Data entries.
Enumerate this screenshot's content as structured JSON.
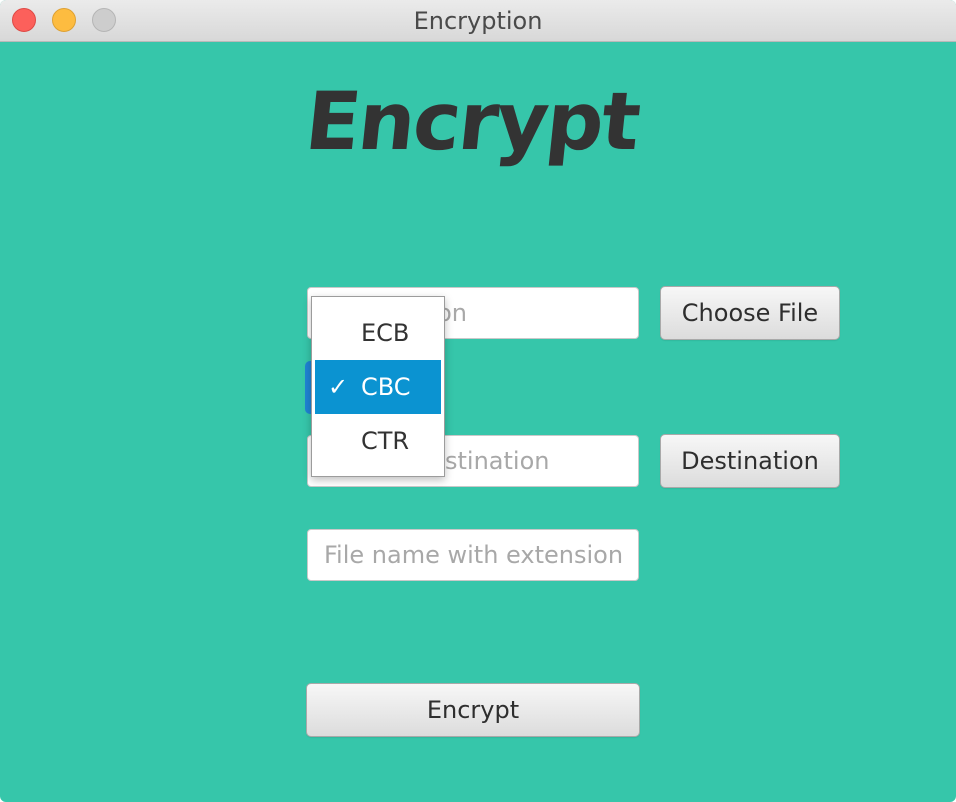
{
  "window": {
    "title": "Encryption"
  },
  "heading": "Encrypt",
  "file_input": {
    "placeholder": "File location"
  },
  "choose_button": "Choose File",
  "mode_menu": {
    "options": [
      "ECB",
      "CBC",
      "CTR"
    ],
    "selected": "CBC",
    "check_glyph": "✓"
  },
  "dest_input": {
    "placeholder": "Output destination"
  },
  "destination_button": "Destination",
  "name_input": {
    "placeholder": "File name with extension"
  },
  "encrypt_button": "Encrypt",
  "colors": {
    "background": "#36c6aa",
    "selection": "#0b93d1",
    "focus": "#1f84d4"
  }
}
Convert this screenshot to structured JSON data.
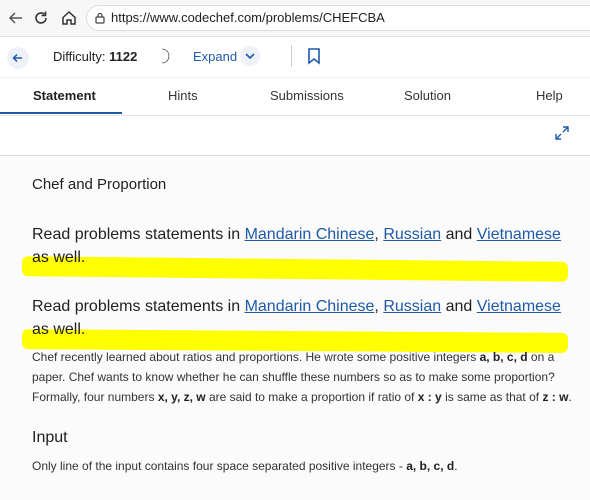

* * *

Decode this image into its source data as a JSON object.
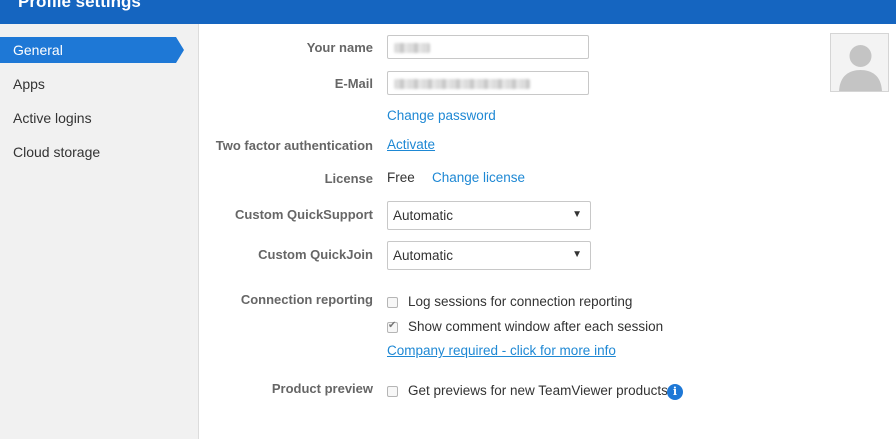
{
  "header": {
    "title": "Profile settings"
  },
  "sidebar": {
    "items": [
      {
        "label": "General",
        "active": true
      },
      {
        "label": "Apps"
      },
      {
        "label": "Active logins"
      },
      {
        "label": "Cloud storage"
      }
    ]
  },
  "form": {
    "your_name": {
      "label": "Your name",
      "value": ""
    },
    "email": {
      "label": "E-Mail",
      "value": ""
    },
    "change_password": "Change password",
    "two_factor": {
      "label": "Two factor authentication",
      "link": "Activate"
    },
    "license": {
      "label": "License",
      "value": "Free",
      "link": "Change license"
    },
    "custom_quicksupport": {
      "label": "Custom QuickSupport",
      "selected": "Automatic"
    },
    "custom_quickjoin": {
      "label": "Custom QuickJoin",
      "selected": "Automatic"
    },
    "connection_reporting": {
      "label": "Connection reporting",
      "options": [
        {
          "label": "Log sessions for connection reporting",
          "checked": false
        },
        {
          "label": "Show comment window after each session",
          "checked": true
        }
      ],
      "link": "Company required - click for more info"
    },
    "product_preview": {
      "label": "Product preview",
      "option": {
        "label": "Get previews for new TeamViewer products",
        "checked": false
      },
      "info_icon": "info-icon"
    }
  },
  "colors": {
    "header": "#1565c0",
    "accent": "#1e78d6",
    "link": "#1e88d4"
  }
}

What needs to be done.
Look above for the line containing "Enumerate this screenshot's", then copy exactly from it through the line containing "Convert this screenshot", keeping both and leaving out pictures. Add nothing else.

Reply.
Enumerate this screenshot's content as structured JSON.
{
  "window": {
    "title": "Encryption"
  },
  "heading": "Encrypt",
  "file_input": {
    "placeholder": "File location"
  },
  "choose_button": "Choose File",
  "mode_menu": {
    "options": [
      "ECB",
      "CBC",
      "CTR"
    ],
    "selected": "CBC",
    "check_glyph": "✓"
  },
  "dest_input": {
    "placeholder": "Output destination"
  },
  "destination_button": "Destination",
  "name_input": {
    "placeholder": "File name with extension"
  },
  "encrypt_button": "Encrypt",
  "colors": {
    "background": "#36c6aa",
    "selection": "#0b93d1",
    "focus": "#1f84d4"
  }
}
Convert this screenshot to structured JSON data.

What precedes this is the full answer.